The first recognised restaurant can be traced back to the 18th Century and the French Revolution. In 1765, A. Boulanger, a soup vendor, hung a sign over his business, which offered a choice of soups and broths for health. The name of his shop was ‘restorative’ or restaurant.
In 1782, the rst luxury restaurant, ‘La Grande Taverne de Loudres’, opened its doors in Paris. Owned by Antoine Beauvillers , this innovative restauranteur combined for essential principles – superior cooking - an elegant room – smart waiters and a cellar of wine. Beauvillers is also credited in introducing the first Maitre’ds, offering advice on certain dishes as well as giving diners suggestions on the perfect wine combinations.
As the Revolution gripped France during the late 18th century, the falling of the aristocracy – who would generally dine in the privacy of their estates, employing some of the best chefs in the country – meant that many chefs and cooks were unemployed. Those that escaped the guillotine, either started their own restaurants or started working for restaurants. In 1804, only a few short decades after the disruption, Paris itself had 500 restaurants.
Although the middle classes, and the falling aristocracy, could no longer afford their own chef and waiting staff, they still pined for the dining experience that they had been used to. Some clever entrepreneurs set up some Fine Dining restaurants to allow this emerging class to fulfil their fantasies. Offering the four principles that Antoine Beauvillers had established 30 years earlier, these aristocratic wannabees were able to dine like royalty – as frequently as their finances would permit.

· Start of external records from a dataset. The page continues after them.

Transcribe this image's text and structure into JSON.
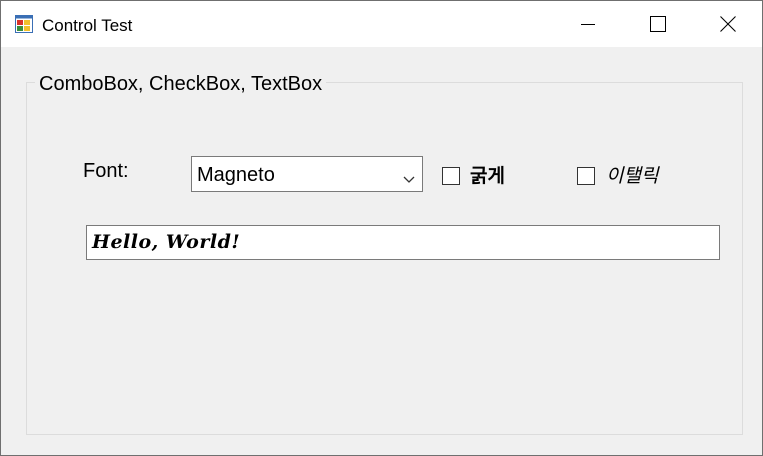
{
  "window": {
    "title": "Control Test",
    "icons": {
      "app": "app-window-icon",
      "minimize": "minimize-icon",
      "maximize": "maximize-icon",
      "close": "close-icon"
    }
  },
  "group": {
    "title": "ComboBox, CheckBox, TextBox"
  },
  "font_row": {
    "label": "Font:",
    "combo_value": "Magneto",
    "combo_arrow_icon": "chevron-down-icon"
  },
  "checkboxes": [
    {
      "label": "굵게",
      "checked": false
    },
    {
      "label": "이탤릭",
      "checked": false
    }
  ],
  "textbox": {
    "value": "Hello, World!"
  }
}
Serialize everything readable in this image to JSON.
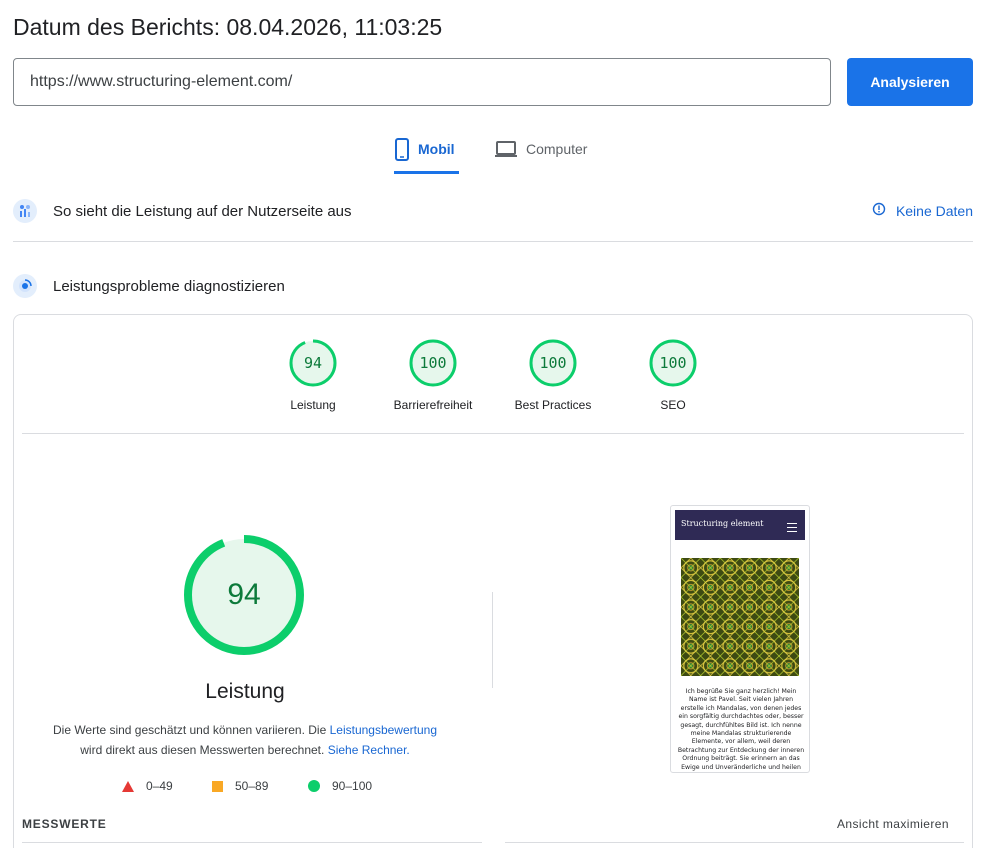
{
  "report": {
    "date_title": "Datum des Berichts: 08.04.2026, 11:03:25"
  },
  "search": {
    "url": "https://www.structuring-element.com/",
    "button_label": "Analysieren"
  },
  "tabs": [
    {
      "label": "Mobil",
      "icon": "smartphone-icon",
      "active": true
    },
    {
      "label": "Computer",
      "icon": "laptop-icon",
      "active": false
    }
  ],
  "field_data": {
    "title": "So sieht die Leistung auf der Nutzerseite aus",
    "no_data_label": "Keine Daten",
    "icon": "users-chart-icon"
  },
  "lab_data": {
    "title": "Leistungsprobleme diagnostizieren",
    "icon": "diagnostics-icon"
  },
  "categories": [
    {
      "score": "94",
      "label": "Leistung",
      "fraction": 0.94
    },
    {
      "score": "100",
      "label": "Barrierefreiheit",
      "fraction": 1.0
    },
    {
      "score": "100",
      "label": "Best Practices",
      "fraction": 1.0
    },
    {
      "score": "100",
      "label": "SEO",
      "fraction": 1.0
    }
  ],
  "performance": {
    "score": "94",
    "fraction": 0.94,
    "title": "Leistung",
    "note_part1": "Die Werte sind geschätzt und können variieren. Die",
    "note_link1": "Leistungsbewertung",
    "note_part2": "wird direkt aus diesen Messwerten berechnet.",
    "note_link2": "Siehe Rechner."
  },
  "legend": [
    {
      "shape": "triangle",
      "range": "0–49",
      "color": "#e53935"
    },
    {
      "shape": "square",
      "range": "50–89",
      "color": "#f9a825"
    },
    {
      "shape": "circle",
      "range": "90–100",
      "color": "#0cce6b"
    }
  ],
  "screenshot": {
    "site_name": "Structuring element",
    "text": "Ich begrüße Sie ganz herzlich! Mein Name ist Pavel. Seit vielen Jahren erstelle ich Mandalas, von denen jedes ein sorgfältig durchdachtes oder, besser gesagt, durchfühltes Bild ist. Ich nenne meine Mandalas strukturierende Elemente, vor allem, weil deren Betrachtung zur Entdeckung der inneren Ordnung beiträgt. Sie erinnern an das Ewige und Unveränderliche und heilen"
  },
  "metrics": {
    "heading": "MESSWERTE",
    "expand_label": "Ansicht maximieren"
  },
  "colors": {
    "accent": "#1a73e8",
    "pass": "#0cce6b",
    "pass_text": "#0c7a3a",
    "pass_fill": "#e6f7ec"
  }
}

As these restaurants became more popular, chefs became household names and their popularity grew. Restaurants were able to improve the dining experience by bringing in fine china and cutlery, and tablecloths - offering reservations. All these aspects are now synonymous with modern day fine dining.